John Carradine spent nearly a decade making a name for himself as character actor in A pictures, mainly as a contract player for Twentieth Century-Fox, but threw his reputation away to pursue a dream of classical showmanship. To raise money for a touring acting company, Carradine made himself available to Poverty Row, where he might at least get the satisfaction of occasional top billing. One early foray into this territory, Hitler's Madman, even got picked up for distribution by a major, M-G-M. Ultimately, Carradine didn't seem to care what roles he took, hitting an early career low as Bela Lugosi's stooge in Voodoo Man. Still, his name probably gave some prestige to these cheap pictures, and Edgar G. Ulmer's Bluebeard was clearly PRC's idea of a prestige picture. PRC was a company best known for Buster Crabbe westerns. Its best known films today are Ulmer's. The German-born director had a knack of making the most of very little, as Bluebeard illustrates.

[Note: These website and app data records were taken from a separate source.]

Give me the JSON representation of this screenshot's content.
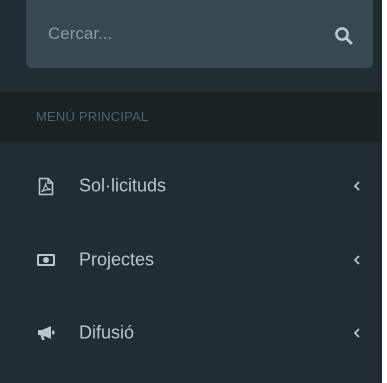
{
  "search": {
    "placeholder": "Cercar...",
    "icon": "search-icon"
  },
  "menu": {
    "header": "MENÚ PRINCIPAL",
    "items": [
      {
        "label": "Sol·licituds",
        "icon": "pdf-file-icon"
      },
      {
        "label": "Projectes",
        "icon": "money-icon"
      },
      {
        "label": "Difusió",
        "icon": "bullhorn-icon"
      }
    ]
  },
  "colors": {
    "sidebar_bg": "#222d32",
    "search_bg": "#374850",
    "header_bg": "#1a2226",
    "header_text": "#4b646f",
    "item_text": "#b8c7ce"
  }
}
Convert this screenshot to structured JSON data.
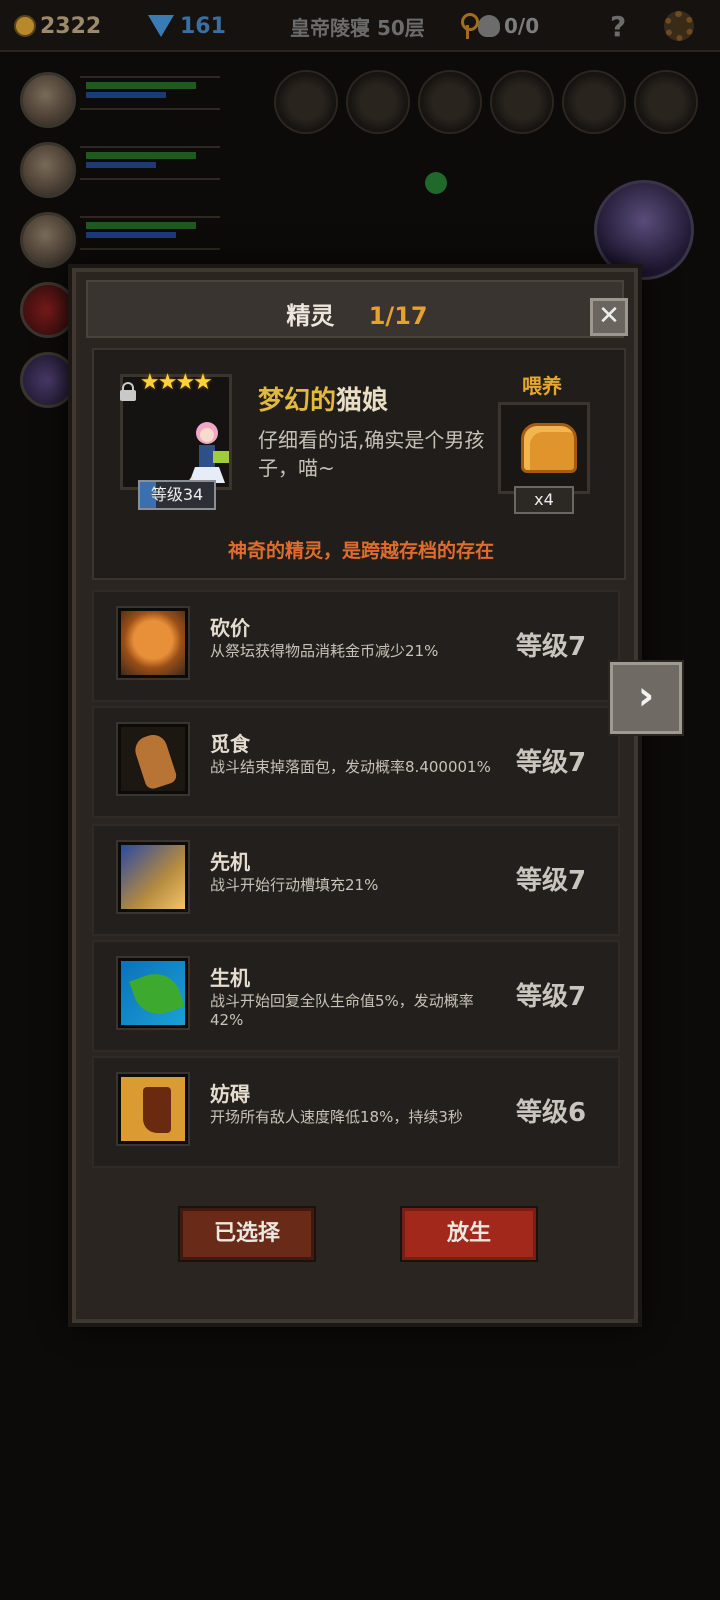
{
  "topbar": {
    "gold": "2322",
    "gems": "161",
    "location": "皇帝陵寝 50层",
    "keys_skulls": "0/0",
    "help": "?"
  },
  "colors": {
    "accent_orange": "#e8a12c",
    "tagline_red": "#e06b2e",
    "release_red": "#a3281c",
    "selected_brown": "#6a2a18"
  },
  "dialog": {
    "title": "精灵",
    "page": "1/17",
    "close_icon": "close-icon",
    "spirit": {
      "stars": "★★★★",
      "name_prefix": "梦幻的",
      "name_suffix": "猫娘",
      "description": "仔细看的话,确实是个男孩子，喵~",
      "level_badge": "等级34",
      "level_progress": 0.2,
      "locked": true
    },
    "feed": {
      "label": "喂养",
      "item_icon": "bread-icon",
      "count": "x4"
    },
    "tagline": "神奇的精灵，是跨越存档的存在",
    "skills": [
      {
        "name": "砍价",
        "desc": "从祭坛获得物品消耗金币减少21%",
        "level": "等级7",
        "icon": "coupon-icon"
      },
      {
        "name": "觅食",
        "desc": "战斗结束掉落面包，发动概率8.400001%",
        "level": "等级7",
        "icon": "gingerbread-icon"
      },
      {
        "name": "先机",
        "desc": "战斗开始行动槽填充21%",
        "level": "等级7",
        "icon": "leopard-icon"
      },
      {
        "name": "生机",
        "desc": "战斗开始回复全队生命值5%，发动概率42%",
        "level": "等级7",
        "icon": "leaf-icon"
      },
      {
        "name": "妨碍",
        "desc": "开场所有敌人速度降低18%，持续3秒",
        "level": "等级6",
        "icon": "chained-boot-icon"
      }
    ],
    "buttons": {
      "selected": "已选择",
      "release": "放生"
    },
    "next_icon": "chevron-right-icon"
  }
}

Ulmer's picture aims for the psychological-horror niche established by the Spencer Tracy version of Dr. Jekyll & Mr. Hyde (1941) and occupied by contemporary pictures like The Lodger and The Picture of Dorian Gray. The title character isn't one of the historical recipients of the "Bluebeard" title but a fictional character, the painter/puppeteer Gaston Morrell. With Carradine's identity as a serial killer, established early, the film quickly becomes a cat-and-mouse game as the French authorities try to lure the suspect into compromising himself. The early hints of a procedural format and the killer's resort to sewers as an escape route seem to anticipate He Walked By Night, but Bluebeard is eventually as much interested in the why of the killings as it is in the how of stopping them. The analysis isn't exactly sophisticated: Morrell idealized and fell in love with an early model, strangled her when he learned her true nature, then saw every future model as the first returned to torment him. The idea is nothing special, but its illustration in a flashback sequence is Ulmer's stylistic highlight, allowing him to resort to odd camera angles and other tricks both to establish the scene as not-the-present and to suggest the off-kilter perspective of the mad narrator. Apart from that, Ulmer's team works overtime as usual to make the cramped sets (now obscured by muddy prints) look as well-dressed and atmospheric as possible. The really interesting thing about the story to me wasn't the killer's psychology -- Carradine and others have done basically the same thing many times over -- but the idea that Morrell is exploited and enabled by another man, an art dealer (Ludwig Stossel) who knows of the killings and their cause but insists that Morrell paint because the murderous impulse allegedly results in fine art. While the movie may write off Morrell as a sick man, the art dealer looms as a genuinely evil figure, playing both sides (killer and police) against the middle to get one more painting out of his protege, even if it means one more victim for the killer. The type Carradine plays may still have been a novelty in 1944, but it's so commonplace now that Stossel nearly steals the picture from the star. But in the end there's no way Stossel can compete with Carradine's extraordinary presence, amplified by period costume and makeup, and his arguable empathy with the ruthlessness of art and its costs.